148023 Teaching through the Use of Reflection in a Public Health Practicum Course

Wednesday, November 7, 2007: 8:50 AM
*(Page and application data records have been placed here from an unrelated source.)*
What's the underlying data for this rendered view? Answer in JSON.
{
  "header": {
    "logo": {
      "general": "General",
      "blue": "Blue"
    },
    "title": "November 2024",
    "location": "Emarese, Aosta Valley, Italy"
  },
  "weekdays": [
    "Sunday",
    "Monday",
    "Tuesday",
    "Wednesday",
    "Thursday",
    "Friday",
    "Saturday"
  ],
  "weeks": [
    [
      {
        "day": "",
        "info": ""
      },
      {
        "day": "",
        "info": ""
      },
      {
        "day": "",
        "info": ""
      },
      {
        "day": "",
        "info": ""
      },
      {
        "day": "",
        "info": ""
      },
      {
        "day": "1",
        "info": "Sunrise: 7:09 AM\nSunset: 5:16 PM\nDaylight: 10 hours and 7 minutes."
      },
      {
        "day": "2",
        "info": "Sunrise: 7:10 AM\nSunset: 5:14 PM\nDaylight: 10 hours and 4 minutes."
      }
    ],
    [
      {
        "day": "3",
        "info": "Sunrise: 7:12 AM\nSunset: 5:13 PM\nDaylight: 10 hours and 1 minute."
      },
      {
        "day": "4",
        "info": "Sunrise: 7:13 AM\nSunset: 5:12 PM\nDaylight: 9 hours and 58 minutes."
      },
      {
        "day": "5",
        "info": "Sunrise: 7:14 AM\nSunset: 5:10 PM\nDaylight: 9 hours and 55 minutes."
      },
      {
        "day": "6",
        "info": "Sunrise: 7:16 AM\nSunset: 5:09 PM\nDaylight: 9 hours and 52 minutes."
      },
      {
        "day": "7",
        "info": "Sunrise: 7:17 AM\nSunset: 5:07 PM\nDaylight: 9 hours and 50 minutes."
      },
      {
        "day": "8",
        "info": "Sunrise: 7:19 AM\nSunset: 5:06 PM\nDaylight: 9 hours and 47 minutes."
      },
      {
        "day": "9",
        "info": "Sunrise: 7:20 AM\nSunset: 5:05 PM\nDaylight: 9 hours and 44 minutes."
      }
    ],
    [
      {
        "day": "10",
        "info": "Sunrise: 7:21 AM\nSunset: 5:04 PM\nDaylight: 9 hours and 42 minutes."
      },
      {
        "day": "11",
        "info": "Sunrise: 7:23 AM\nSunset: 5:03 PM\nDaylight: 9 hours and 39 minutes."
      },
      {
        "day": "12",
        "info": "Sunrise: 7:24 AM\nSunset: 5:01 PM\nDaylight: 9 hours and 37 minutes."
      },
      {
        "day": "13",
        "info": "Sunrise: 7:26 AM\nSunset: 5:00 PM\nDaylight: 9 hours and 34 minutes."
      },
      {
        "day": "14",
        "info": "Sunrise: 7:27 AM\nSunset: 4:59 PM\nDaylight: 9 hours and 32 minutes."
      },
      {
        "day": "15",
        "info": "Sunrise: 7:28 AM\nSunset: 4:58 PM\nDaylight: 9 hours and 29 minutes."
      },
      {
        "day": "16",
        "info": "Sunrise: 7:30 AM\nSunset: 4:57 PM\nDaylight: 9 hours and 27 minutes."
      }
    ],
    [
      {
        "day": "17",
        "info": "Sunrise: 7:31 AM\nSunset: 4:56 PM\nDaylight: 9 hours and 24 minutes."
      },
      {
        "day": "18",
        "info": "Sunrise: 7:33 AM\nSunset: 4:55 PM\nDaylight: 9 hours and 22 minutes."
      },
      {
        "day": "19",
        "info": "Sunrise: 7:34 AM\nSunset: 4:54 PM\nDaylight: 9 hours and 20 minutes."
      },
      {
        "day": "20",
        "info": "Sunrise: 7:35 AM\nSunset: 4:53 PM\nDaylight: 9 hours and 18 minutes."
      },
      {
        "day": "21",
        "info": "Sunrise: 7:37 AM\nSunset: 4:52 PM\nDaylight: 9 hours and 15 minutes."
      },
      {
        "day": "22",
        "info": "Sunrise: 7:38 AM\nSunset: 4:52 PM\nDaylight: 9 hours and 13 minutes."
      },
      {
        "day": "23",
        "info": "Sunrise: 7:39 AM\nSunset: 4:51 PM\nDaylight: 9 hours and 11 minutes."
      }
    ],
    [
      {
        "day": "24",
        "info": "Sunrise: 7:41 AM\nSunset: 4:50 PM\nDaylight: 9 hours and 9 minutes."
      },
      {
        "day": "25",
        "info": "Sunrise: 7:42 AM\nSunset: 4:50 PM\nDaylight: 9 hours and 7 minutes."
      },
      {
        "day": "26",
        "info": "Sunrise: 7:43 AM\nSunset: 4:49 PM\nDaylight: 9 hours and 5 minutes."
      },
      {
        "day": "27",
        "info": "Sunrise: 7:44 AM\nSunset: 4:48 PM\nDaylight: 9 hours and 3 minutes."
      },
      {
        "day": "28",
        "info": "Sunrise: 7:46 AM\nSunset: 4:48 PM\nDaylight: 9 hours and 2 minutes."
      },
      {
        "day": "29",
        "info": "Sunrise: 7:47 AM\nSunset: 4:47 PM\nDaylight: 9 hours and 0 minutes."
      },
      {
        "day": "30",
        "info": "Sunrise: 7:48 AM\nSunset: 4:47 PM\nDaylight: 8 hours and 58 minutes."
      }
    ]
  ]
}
Barbara R. Gottlieb, MD, MPH , Department of Society, Human Development and Health, Harvard School of Public Health, Boston, MA
Reflection a key component of learning in service-learning and practice-based educational experiences. Consistent with adult learning theory, by reflecting, the learner engages in a continuous cycle linking observation, participation, reaction, formulation of hypotheses, and action. Reflection is an integral part of medical and nursing education. In addition to mastering clinical skills, clinicians must demonstrate attributes of professionalism and competency in an ever-expanding array of bio-psycho-social domains. Reflection is a tool for integrating knowledge, identifying personal growth needs, and setting a learning agenda. There are parallels for public health professionals. While quantitative and analytic skills are the hallmark of public health education, public health practice requires much more. Like their clinician counterparts, public health professionals must be keen observers, function in many contexts, be flexible, creative, adaptable, and committed to lifelong learning. Reflection can provide students with a tool to become the engaged learners that today's public health challenges demand. The practicum, the “culminating experience” for masters students, is an ideal opportunity to practice reflection. Students apply knowledge and skills acquired in the classroom to a public health setting that provides a rich array of experiences and challenges impossible to replicate in a classroom. Written assignments provide an opportunity to describe critical experiences, explore reactions, identify knowledge deficits, formulate testable hypotheses and identify action steps. Based on 3 cohorts of students, I will compare 3 types of required written assignments: progress reports (no guidelines), unstructured and structured reflection pieces, for their potential to complement the hands-on learning of the practicum experience.

Learning Objectives:
1. Participants will be able to articulate principles of adult learning theory and how they apply to learning through reflection. 2. Participants will recognize the value of reflection as a component of a practicum course compared with other formats for reporting progress. 3. Participants will be able to describe several strategies for developing a reflective component to a masters level public health practicum course.

Keywords: Service Learning, Public Health Education

Presenting author's disclosure statement:

Any relevant financial relationships? No
Any institutionally-contracted trials related to this submission?

I agree to comply with the American Public Health Association Conflict of Interest and Commercial Support Guidelines, and to disclose to the participants any off-label or experimental uses of a commercial product or service discussed in my presentation.